RECORD EXCERPTS below:

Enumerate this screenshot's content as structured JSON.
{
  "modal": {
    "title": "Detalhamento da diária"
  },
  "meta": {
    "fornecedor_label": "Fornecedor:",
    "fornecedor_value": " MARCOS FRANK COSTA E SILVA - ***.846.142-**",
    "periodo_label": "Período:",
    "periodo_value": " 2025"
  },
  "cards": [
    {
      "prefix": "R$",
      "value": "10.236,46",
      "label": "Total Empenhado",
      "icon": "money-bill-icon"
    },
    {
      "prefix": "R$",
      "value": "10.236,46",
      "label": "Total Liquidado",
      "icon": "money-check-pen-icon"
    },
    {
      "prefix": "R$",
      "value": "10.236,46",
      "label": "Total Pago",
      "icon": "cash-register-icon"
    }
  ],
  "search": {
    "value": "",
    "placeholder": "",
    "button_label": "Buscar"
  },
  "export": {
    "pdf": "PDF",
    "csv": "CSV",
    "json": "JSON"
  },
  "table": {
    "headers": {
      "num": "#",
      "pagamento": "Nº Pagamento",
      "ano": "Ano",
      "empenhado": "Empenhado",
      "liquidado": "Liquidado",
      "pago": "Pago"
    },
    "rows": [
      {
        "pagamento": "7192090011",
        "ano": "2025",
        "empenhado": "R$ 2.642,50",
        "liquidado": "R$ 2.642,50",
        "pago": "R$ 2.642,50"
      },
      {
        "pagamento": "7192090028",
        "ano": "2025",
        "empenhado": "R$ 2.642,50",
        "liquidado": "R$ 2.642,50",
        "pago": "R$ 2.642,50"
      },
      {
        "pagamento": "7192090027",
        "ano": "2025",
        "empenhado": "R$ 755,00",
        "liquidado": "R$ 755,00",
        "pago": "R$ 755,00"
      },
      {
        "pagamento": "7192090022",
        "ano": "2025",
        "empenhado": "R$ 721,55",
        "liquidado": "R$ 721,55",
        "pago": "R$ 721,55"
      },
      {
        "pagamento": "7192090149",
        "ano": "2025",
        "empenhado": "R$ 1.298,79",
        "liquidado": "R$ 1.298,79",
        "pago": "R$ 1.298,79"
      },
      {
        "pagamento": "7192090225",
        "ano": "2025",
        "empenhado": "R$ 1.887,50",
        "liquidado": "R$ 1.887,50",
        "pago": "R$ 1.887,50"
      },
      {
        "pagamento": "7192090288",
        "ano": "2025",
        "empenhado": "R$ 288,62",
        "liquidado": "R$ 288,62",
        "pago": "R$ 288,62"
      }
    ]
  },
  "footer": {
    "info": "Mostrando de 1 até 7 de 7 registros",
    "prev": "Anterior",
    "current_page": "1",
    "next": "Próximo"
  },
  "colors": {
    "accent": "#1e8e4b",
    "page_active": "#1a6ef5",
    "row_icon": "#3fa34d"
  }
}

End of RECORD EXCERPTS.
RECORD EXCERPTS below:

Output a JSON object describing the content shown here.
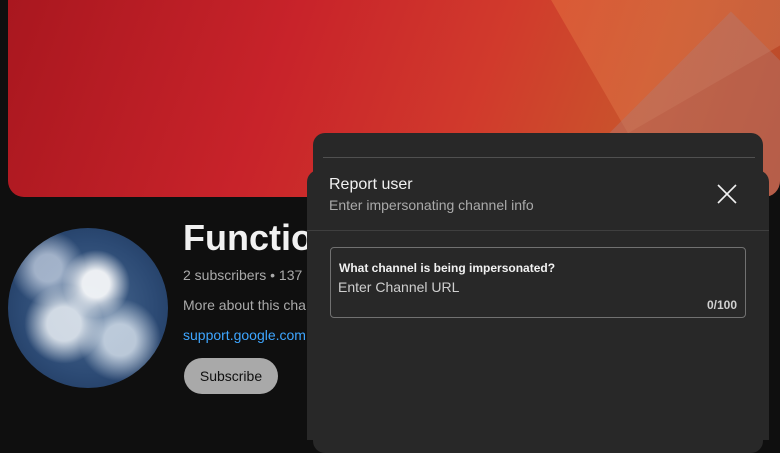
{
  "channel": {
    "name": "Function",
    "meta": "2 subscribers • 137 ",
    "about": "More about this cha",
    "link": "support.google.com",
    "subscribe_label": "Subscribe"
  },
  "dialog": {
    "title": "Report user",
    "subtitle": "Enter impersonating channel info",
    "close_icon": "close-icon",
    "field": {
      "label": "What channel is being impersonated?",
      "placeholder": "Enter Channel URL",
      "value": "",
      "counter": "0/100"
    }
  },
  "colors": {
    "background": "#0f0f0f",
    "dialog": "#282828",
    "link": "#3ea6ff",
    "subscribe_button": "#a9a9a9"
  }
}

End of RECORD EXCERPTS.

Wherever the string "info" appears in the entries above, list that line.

§ **FINISHED EXERCISE**
    "info": "Mostrando de 1 até 7 de 7 registros",
    "subtitle": "Enter impersonating channel info",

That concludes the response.